And then you just gradually increase your hours as the need occurs. If you're at a hospital that has, let's say, three, four or five part-time people, well, maybe you go half-time or almost full-time while cutting down on the part-time people. And to the hospital, the budget's the same but you're increasing your hours and you're getting away from the drudgery of the call and the long hours and so forth that comes with clinical medicine and the highs and the lows and the urgency that occurs. Whereas CDI is a more constant type of job where it's a move and you get time off.

Anyway, you do that and then eventually just build yourself up to be the medical director at that institution. Or after you've been doing PA work for a while, and if you feel like you're willing to make a change, you could move to one of these offsite consulting firms that provide services. So, then you can be working remotely reviewing records and talking to physicians and nurses remotely, or you could move up to that director level at another institution. And then again, similarly, you can do a lateral move to maybe get a CMO job, or stay at your own institution if a position opens or in your system if you're part of a multi-hospital system. I think if you get involved heavily in health information, informatics, quality, and utilization management, while you're working in the CDI realm because again, there's a lot of overlap and coordination, then that really will position you well for a position as a chief medical officer.

Just to mention the salaries briefly. Probably if you're swapping your time out as a PA one or two hours a day, it's going to be the equivalent of $150,000 to $180,000 per year. In other words, if you were full-time. I don't know what that amounts to, I think that would be maybe $70 to $100 per hour. But basically, what you want to do is say, "Look, I'm going to cut back by a quarter-time in my clinical, and I'm going to replace it with this". The dollars will probably be pretty close to what you would get clinically.

Then if you move up to medical director, the typical medical director will earn usually between $180,000 to $230,000 per year in an equivalent full-time position. You can move to be a PA or a medical director at a revenue cycle company like I mentioned earlier that offers these services and the pay I think is about the same. And they'll either place you in someplace or they'll just do the remote.

And once you get to the position of a VP or chief medical officer, you're basically going to be making $300,000 or more. Depending on seniority and the size of your system, you could make well over that with bonuses and seniority. That's why it's such a good job. It's a good entree. It's a good part-time job that can morph into a full-time job, which can morph into more management and more leadership. The salaries on the hospital side are pretty darn good.

I think that's basically what I wanted to cover today. Hopefully, I've given you a good idea of what clinical documentation integrity is, what a physician advisor for CDI and a medical director for CDI would be doing, how that can segue into a position as a VP or a chief medical officer. And if it's something that you might be interested in, I advise you to look at those resources I mentioned today. Check it out and let me know how it goes.

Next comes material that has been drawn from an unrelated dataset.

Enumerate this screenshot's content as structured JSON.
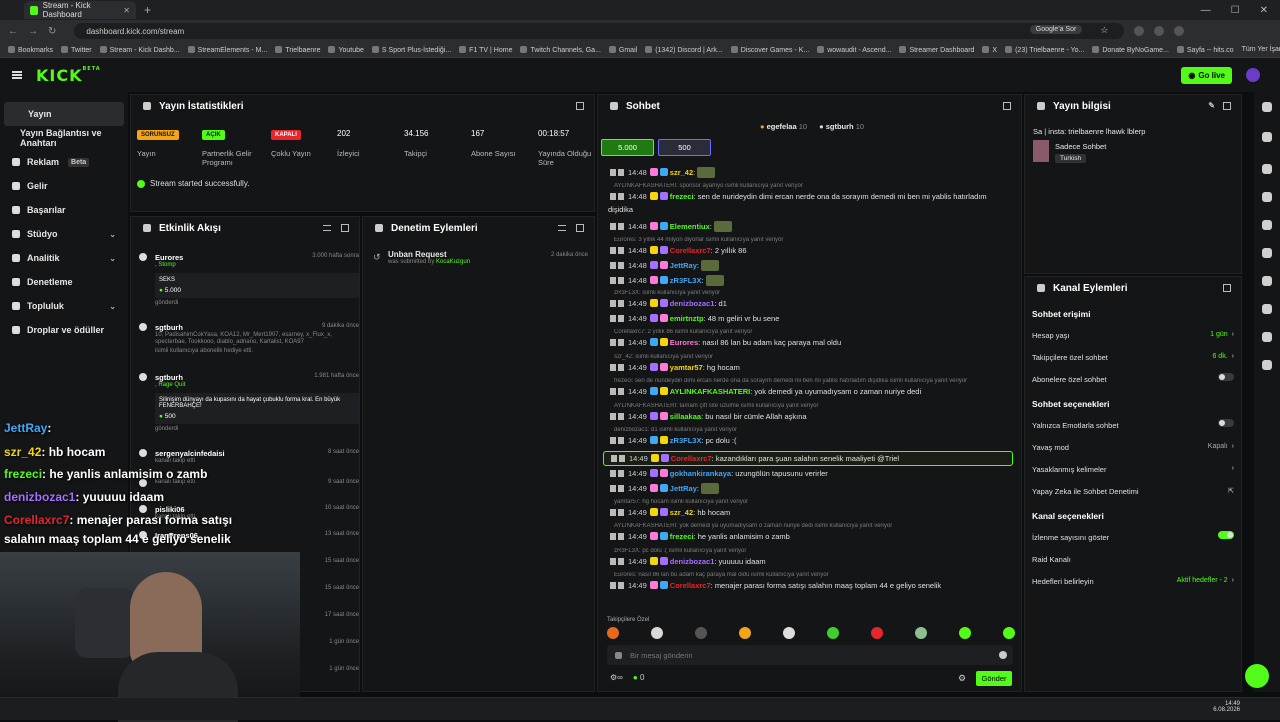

Many of the links that I refer you to are affiliate links. That means that I receive a payment from the seller if you purchase the affiliate item using my link. Doing so has no effect on the price you are charged. And I only promote products and services that I believe are of high quality and will be useful to you.

The opinions expressed here are mine and my guest’s. While the information provided on the podcast is true and accurate to the best of my knowledge, there is no express or implied guarantee that using the methods discussed here will lead to success in your career, life, or business.

The information presented on this blog and related podcast is for entertainment and/or informational purposes only. I do not provide medical, legal, tax, or emotional advice. If you take action on the information provided on the blog or podcast, it is at your own risk. Always consult an attorney, accountant, career counselor, or other professional before making any major decisions about your career.